1d mph {Speedometer reading: Abbr.}; 2d à la {___ carte}; 3d cur {Dog prone to biting}; 4d A to {From ___ Z}; 5d wolf-man {One who changes form during a full moon}; 6d tyro {Beginner}; 7d woozy {Mentally unclear}; 8d armée {French military force}; 9d see {Go out with}; 11d Lamaze {Childbirth training method}; 12d erases {Undoes pencil marks}; 13d extent {Scope}; 18d drang {Sturm und ___}; 21d alto {Kind of sax}; 22d sped {Hurried}; 23d Orly {Paris suburb}; 25d open it {Gift-giver's urging}; 27d lag {Fall behind}; 30d Eloi {"The Time Machine" people}; 32d twerps {Dweebs}; 34d Ann {The Beach Boys' "Barbara ___"}; 35d sags {Is low around the waist, as pants}; 39d clot {Blood circulation problem}; 40d hire {Put on the payroll}; 41d on or {___ off (light switch options)}; 43d rest {Remainder}; 44d vat {Industrial container}; 45d basil {Pesto seasoning}; 46d epilogs {Ends of some novels}; 47d in a row {Lined up}; 49d elicit {Bring out}; 53d Obama {First president born in Hawaii}; 54d arced {Followed a curved path}; 57d Sent {E-mail folder}; 59d okra {Gumbo pod}; 61d Jan. {First mo.}; 62d nut {Hickory ___}; 63d die {What immortals never do}; 64d Ode {Shelley's "___ to the West Wind"}; 65d Ned {___ Flanders of "The Simpsons"}.

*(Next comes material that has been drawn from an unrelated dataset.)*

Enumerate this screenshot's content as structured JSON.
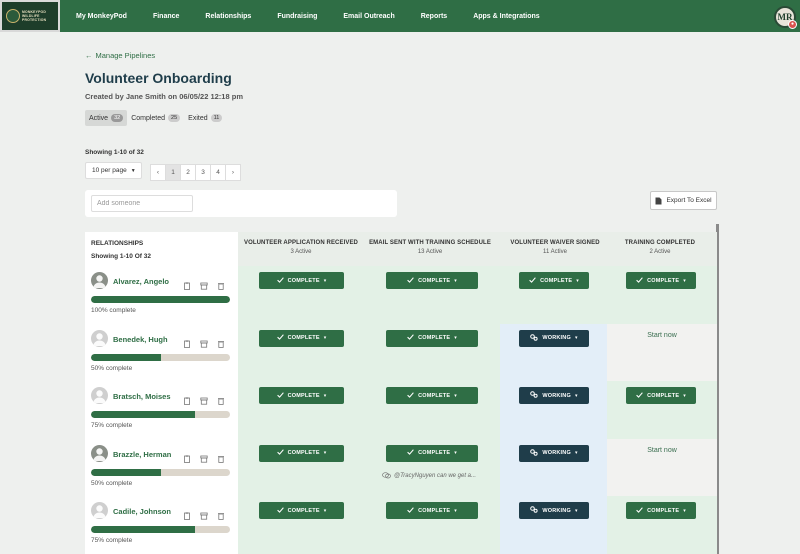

Daniel Myers said...

Isn't there something a bit off about your "Clue of The Puzzzle"? I mean, isn't the general rule that when you clue something in quotation marks - "x" - that the answer must be an utterance as well - "y" where x=y?

I had never heard of Mr. Rome or Ms. Glasgow either.

Anonymous said...

Hello, I am a xword beginner but i felt that this one was way too hard for a monday. i didn't get a lot of the clues. tyro? three on a match?
i like your blog by the way.

Jon88 said...

Not to be too much of a killjoy, but besides the fact that almost no one can name any songs by Harold Rome or books by Ellen Glasgow, I wonder: Of what is Glasgow the capital? (Ahem.)

Crossword Man said...

Jon88: my bad for suggesting the theme was capital cities, when clearly it's European cities. Glasgow isn't even the capital of Scotland. My problem, not the puzzle's.

Anon: thanks for commenting ... it seems my difficulties with the puzzle weren't just due to my background then.

DM: I thought the echo clue a little unorthodox, but that's something I liked about it. Should the clue have been in square brackets, perhaps? ... gasp is often clued something like [I'm shocked!].

Crossword Man said...

Readers, blogger is doing some very weird things to the comments on this post. If you seem to have posted a comment and it doesn't appear, I'll do my best to sort things out, as I'm notified of the text of comments in an email.

Crossword Man said...

This is not a comment

Crossword Man said...

This is not a comment